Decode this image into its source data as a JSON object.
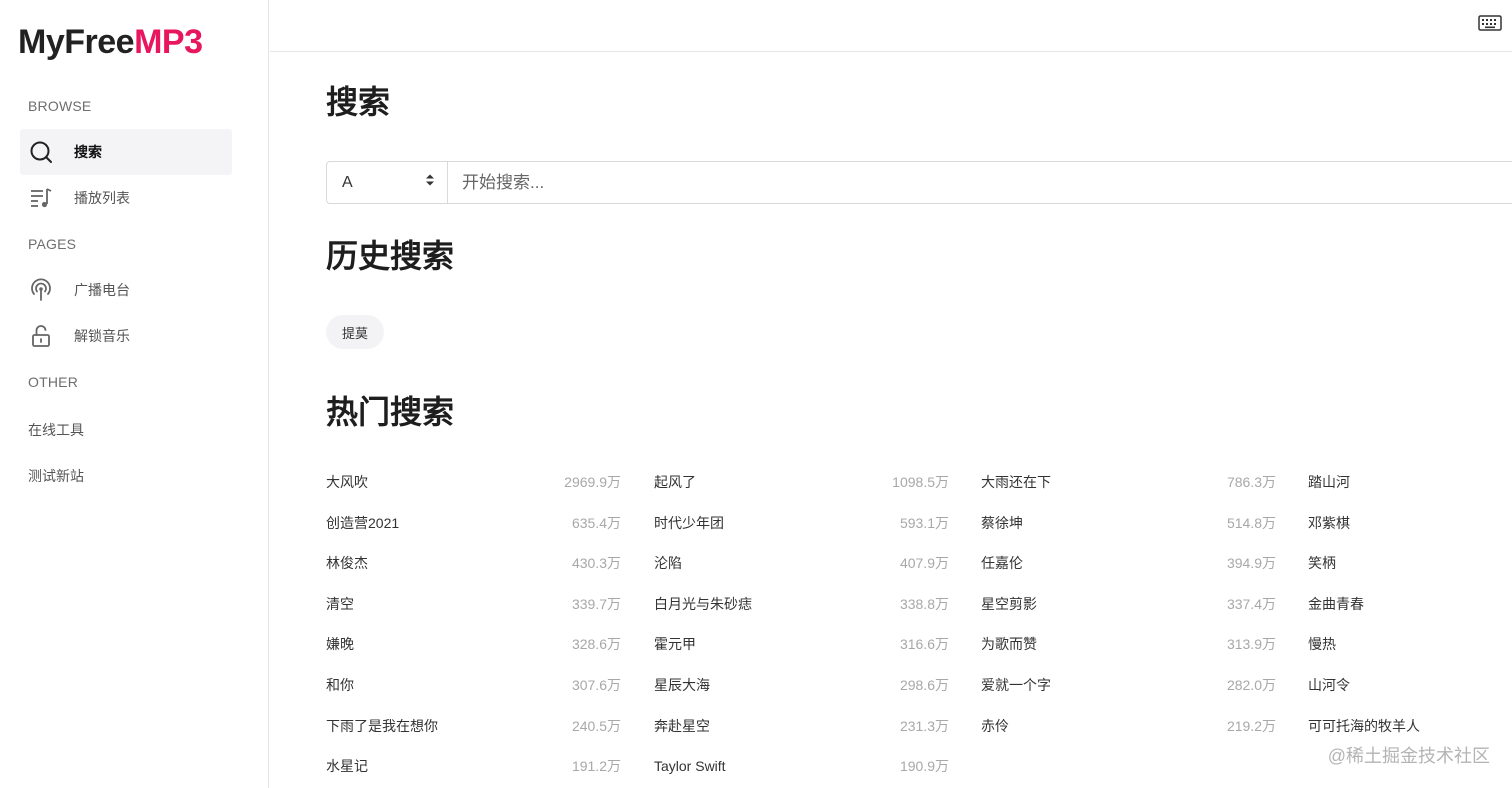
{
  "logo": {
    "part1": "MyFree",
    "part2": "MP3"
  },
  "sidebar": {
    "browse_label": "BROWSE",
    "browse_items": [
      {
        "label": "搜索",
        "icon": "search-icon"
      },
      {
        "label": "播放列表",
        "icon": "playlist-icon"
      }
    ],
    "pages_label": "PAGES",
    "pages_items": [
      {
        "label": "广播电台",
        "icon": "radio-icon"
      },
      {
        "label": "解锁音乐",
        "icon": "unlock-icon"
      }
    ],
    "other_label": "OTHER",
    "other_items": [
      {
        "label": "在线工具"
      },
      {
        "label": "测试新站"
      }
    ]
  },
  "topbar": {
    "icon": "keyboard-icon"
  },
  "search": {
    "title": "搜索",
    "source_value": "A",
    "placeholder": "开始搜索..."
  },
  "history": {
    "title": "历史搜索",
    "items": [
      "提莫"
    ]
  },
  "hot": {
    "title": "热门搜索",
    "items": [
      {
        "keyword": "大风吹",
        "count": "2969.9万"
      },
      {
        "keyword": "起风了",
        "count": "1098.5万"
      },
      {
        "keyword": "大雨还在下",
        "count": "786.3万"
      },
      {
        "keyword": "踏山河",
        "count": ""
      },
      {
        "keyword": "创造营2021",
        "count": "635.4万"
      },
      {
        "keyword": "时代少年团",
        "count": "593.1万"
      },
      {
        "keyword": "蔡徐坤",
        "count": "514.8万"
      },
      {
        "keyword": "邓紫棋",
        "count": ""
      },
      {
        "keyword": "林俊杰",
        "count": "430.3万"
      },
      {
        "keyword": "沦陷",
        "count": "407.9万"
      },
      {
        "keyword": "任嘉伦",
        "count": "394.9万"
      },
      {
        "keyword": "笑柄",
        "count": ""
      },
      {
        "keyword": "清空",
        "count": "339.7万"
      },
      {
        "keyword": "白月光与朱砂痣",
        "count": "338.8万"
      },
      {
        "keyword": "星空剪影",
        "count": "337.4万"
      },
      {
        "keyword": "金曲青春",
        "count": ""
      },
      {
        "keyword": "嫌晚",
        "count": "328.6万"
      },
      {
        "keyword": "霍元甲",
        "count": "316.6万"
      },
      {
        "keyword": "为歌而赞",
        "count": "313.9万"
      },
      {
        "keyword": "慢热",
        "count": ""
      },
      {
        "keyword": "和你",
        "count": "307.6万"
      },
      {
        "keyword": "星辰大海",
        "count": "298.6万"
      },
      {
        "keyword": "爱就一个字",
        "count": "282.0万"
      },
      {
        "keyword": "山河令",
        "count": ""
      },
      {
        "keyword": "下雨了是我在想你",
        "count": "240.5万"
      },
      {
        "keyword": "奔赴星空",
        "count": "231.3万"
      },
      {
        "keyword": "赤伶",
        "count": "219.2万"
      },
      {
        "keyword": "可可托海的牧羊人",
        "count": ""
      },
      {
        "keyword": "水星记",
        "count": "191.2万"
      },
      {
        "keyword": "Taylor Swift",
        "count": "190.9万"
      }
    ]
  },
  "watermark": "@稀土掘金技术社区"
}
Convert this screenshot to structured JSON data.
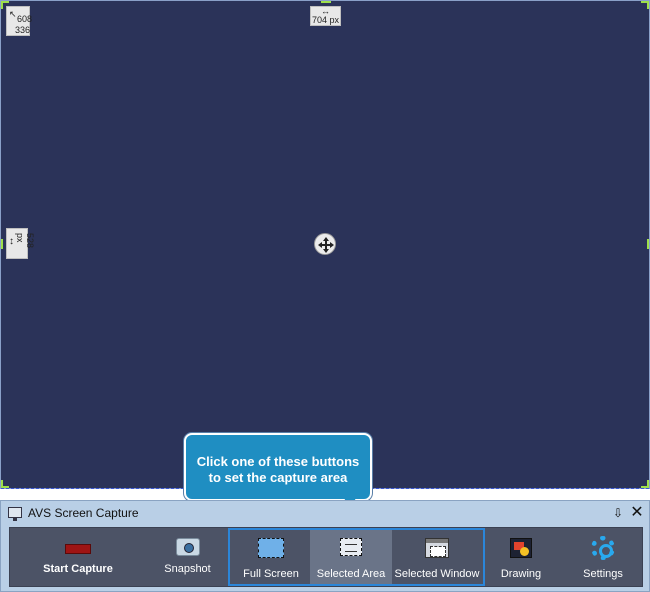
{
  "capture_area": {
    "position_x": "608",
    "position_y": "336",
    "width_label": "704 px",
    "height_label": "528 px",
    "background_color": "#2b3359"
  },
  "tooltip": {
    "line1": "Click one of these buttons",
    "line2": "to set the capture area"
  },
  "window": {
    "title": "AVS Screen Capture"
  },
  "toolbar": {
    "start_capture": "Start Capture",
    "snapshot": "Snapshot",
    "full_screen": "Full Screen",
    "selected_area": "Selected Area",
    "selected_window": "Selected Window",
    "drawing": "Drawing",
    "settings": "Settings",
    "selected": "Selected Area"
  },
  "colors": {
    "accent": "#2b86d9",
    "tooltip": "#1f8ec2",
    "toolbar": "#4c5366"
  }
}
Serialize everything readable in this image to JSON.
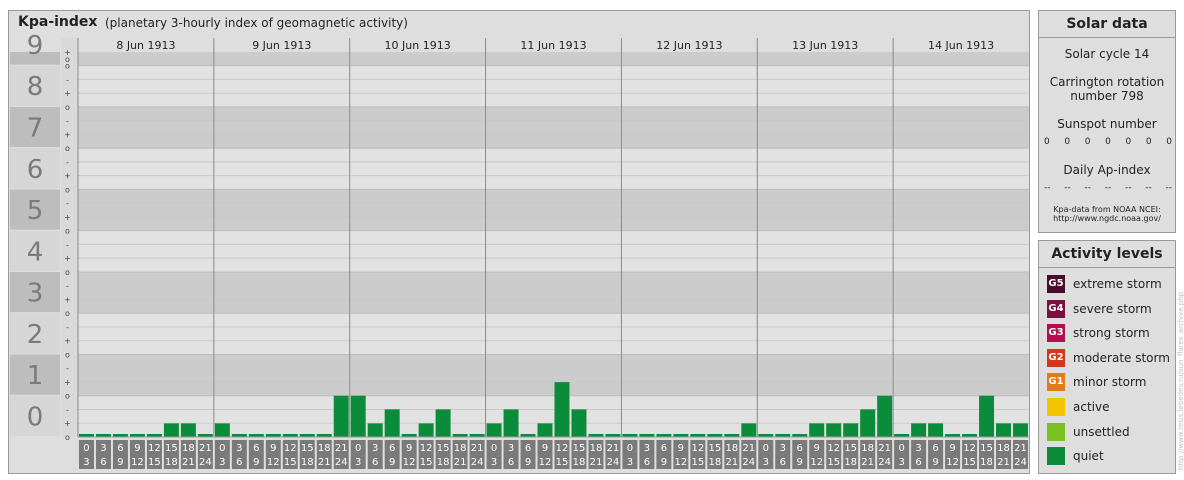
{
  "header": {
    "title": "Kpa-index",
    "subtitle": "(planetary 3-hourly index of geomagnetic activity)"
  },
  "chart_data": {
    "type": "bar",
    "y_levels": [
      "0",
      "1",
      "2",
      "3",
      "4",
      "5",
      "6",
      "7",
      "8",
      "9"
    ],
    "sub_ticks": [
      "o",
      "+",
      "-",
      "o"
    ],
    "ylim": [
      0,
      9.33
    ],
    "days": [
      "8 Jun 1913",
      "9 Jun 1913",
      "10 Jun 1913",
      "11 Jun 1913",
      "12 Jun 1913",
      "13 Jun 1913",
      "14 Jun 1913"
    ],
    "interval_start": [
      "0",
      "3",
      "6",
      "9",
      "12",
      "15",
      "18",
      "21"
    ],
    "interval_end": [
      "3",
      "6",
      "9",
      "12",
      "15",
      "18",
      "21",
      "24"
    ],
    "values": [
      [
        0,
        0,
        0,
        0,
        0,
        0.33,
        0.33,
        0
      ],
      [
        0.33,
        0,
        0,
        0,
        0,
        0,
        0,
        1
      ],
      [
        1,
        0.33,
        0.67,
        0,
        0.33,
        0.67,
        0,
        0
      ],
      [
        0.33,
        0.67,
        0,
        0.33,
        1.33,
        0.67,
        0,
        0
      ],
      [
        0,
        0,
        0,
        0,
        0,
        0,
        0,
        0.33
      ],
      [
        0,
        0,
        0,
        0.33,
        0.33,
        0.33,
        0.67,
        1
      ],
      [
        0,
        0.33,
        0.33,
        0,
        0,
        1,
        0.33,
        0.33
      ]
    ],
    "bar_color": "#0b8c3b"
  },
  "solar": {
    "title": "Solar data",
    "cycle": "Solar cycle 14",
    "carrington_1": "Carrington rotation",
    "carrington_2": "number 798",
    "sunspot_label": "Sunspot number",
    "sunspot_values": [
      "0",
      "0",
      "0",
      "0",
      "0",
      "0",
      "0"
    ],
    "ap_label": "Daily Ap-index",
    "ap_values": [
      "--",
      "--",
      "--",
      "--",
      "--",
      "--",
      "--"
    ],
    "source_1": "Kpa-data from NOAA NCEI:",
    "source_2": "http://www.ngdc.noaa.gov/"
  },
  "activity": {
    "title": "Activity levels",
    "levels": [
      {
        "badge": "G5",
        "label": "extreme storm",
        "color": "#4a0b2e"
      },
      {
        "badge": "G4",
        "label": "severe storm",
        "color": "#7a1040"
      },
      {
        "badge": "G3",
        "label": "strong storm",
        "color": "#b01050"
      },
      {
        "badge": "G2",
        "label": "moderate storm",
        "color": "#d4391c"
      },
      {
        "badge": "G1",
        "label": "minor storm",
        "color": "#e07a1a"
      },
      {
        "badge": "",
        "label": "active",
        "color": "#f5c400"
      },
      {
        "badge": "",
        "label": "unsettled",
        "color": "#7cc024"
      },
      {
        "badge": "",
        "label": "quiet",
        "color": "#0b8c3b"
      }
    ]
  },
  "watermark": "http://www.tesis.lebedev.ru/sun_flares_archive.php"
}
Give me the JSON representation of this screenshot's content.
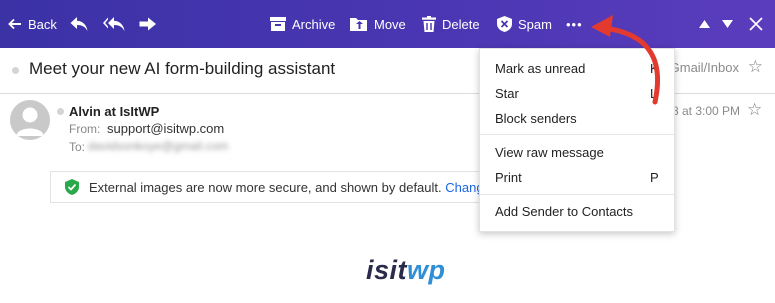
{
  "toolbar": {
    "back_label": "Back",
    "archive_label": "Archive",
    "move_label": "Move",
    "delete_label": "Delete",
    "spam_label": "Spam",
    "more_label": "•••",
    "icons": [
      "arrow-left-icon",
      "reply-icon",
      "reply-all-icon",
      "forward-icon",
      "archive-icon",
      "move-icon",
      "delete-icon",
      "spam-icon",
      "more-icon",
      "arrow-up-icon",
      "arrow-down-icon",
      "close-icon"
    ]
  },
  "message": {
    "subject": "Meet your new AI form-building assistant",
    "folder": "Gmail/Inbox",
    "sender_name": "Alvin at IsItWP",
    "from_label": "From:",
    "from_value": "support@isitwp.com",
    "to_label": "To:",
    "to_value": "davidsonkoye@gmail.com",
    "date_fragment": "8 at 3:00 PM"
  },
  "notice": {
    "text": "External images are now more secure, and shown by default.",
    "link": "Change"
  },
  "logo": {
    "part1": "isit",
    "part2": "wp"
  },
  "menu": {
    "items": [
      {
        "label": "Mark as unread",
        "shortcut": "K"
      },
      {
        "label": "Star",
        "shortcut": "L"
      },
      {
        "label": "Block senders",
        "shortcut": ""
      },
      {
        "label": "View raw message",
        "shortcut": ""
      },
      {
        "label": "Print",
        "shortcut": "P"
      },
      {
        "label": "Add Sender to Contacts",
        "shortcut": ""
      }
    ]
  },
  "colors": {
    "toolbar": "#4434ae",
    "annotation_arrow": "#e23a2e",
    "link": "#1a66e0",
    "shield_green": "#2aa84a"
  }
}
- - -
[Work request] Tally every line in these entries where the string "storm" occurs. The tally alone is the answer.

[Result of the exercise] 5